Kia ora New Zealand, February 6 is the day we celebrate our
heritage and the signing of the Treaty of Waitangi, the 1840
document which joined Maori and Pakeha in a historic
While the national focus is usually on
events at Waitangi in the Bay of Islands, there are plenty of
things you can do to celebrate at home or in your own
- Dig out those New Zealand flags last used during the Rugby
World Cup and festoon the car again.
- Have a shared Kiwi dinner with the neighbours. Dishes might
include kumara chips, lamb chops, barbecued sausages and tomato
sauce on white bread, L&P, a traditional lettuce salad
decorated with grated cheese and sliced boiled eggs. Pudding is, of
course, pavlova with a kiwifruit topping.
- Wear Kiwi colours: black and white, or the colours of the New
- Get the kids to make poi. Stuff small plastic bags with cushion
filling or shredded paper, then tie up with plaited ties made out
of red, black and white wool.
- Some New Zealanders make a special trip for Waitangi Day every
year but there are also lots of local celebrations. Contact your
local council or look out for billboards. They're like to include
anything from kapa haka and hangi to live entertainment, concerts,
kids' activities and food.
- Make a trip to the museum, with a special visit to the New
Zealand history section.
- Start tracing your own family tree or whakapapa. Dig out the
family photos to show what great-grandma wore on her wedding
- Get the kids to walk like a kiwi around the house, using their
arm as a beak to snuffle along the ground. This is a great
distraction from boredom and naughtiness just before dinner. You

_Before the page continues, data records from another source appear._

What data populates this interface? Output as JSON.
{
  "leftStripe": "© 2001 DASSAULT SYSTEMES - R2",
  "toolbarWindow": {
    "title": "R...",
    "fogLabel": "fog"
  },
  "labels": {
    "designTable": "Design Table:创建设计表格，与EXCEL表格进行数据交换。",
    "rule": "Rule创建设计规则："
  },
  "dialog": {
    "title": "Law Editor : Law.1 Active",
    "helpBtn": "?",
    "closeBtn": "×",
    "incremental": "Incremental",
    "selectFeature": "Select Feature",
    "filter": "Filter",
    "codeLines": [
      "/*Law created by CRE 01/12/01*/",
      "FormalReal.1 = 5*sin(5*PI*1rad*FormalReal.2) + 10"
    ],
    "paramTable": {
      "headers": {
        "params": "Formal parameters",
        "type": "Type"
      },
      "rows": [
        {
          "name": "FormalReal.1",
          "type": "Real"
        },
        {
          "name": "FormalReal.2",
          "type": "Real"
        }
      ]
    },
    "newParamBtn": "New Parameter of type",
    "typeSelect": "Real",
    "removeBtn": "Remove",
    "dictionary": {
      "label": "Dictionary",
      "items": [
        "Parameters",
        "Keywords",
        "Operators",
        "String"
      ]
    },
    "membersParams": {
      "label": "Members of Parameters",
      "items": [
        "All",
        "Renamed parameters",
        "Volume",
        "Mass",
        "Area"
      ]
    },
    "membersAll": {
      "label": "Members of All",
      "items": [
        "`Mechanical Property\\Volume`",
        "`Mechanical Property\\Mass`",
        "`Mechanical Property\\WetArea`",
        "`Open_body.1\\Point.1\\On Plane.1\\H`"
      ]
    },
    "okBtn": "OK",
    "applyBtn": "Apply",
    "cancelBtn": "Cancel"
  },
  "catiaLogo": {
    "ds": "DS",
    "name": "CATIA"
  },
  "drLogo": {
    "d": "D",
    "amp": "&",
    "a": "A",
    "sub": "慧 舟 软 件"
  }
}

could even hide a few jelly beans behind the sofa for them to
- Rent a good old Kiwi classic film, such as Footrot Flats.